Action item:
Across the records that follow, determine how many lines contain "JSON" and give only the resulting number.

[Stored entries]
------------------------------------
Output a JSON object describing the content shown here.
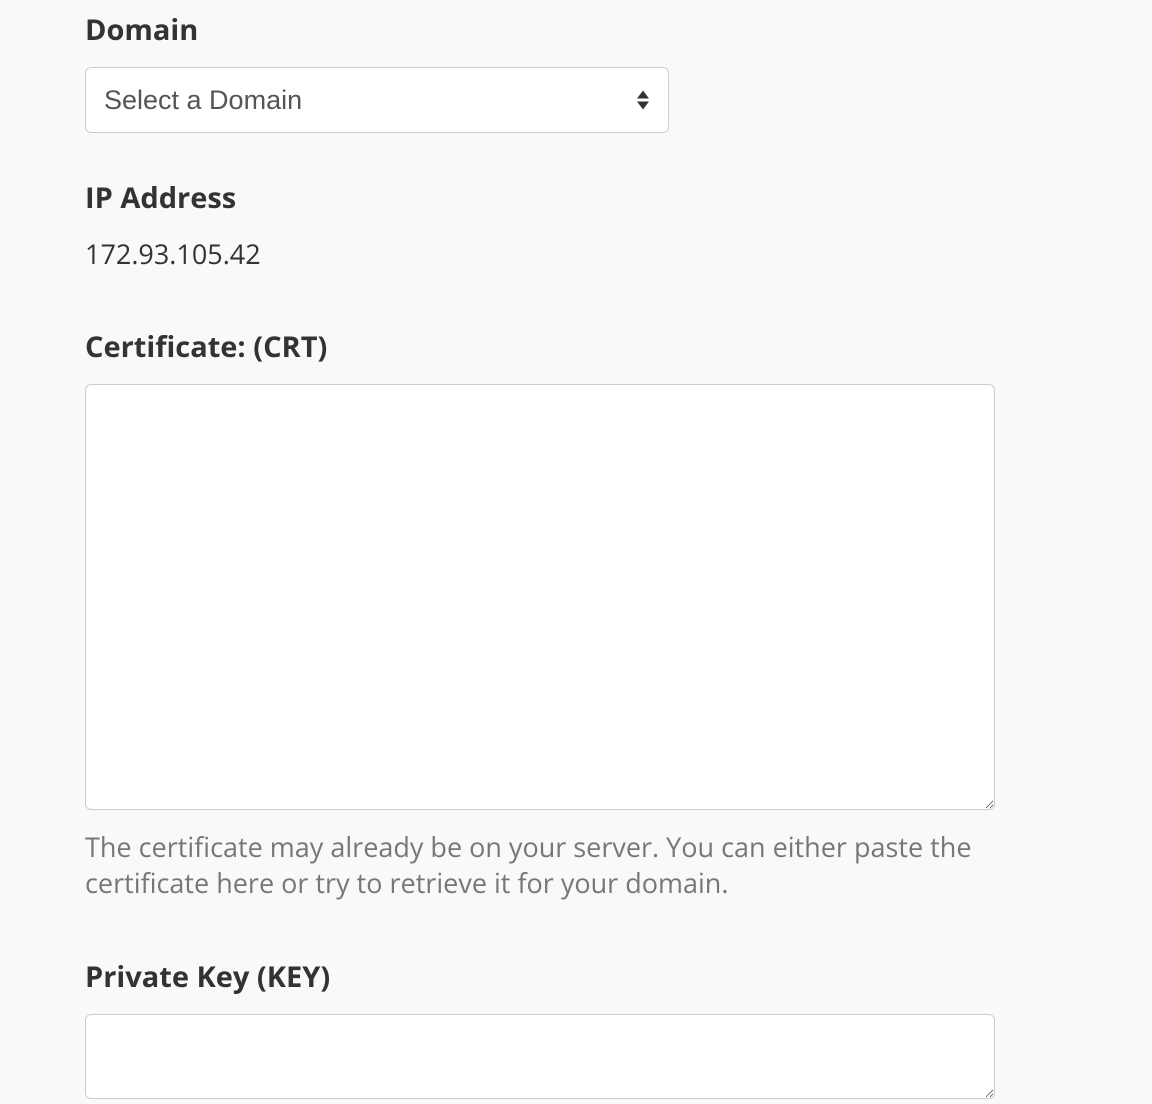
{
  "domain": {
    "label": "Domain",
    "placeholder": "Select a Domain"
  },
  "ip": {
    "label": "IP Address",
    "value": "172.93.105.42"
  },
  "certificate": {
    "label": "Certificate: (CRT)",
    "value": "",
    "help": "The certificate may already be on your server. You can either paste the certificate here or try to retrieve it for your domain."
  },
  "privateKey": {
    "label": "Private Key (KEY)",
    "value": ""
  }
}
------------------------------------
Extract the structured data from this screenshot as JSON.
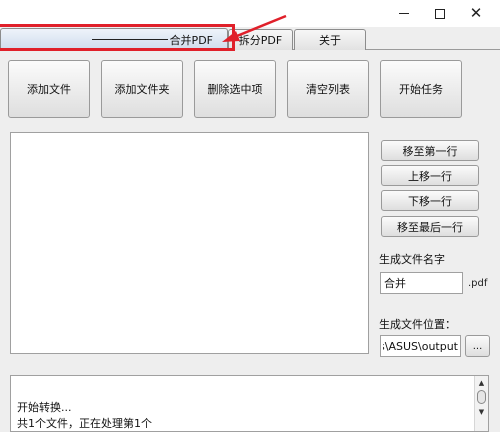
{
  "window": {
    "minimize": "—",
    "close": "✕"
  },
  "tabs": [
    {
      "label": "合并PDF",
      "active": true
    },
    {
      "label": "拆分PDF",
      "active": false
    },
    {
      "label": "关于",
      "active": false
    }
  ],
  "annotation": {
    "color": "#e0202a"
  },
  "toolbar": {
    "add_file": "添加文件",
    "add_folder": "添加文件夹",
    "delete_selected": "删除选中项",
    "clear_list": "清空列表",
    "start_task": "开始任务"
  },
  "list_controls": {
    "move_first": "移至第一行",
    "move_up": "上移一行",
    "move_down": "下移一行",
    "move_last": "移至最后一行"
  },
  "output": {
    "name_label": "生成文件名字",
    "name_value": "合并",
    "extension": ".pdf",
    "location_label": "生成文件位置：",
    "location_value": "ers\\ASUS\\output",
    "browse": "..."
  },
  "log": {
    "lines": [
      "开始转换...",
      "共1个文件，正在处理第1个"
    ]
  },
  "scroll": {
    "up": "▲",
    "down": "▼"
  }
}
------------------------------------
Written response:
2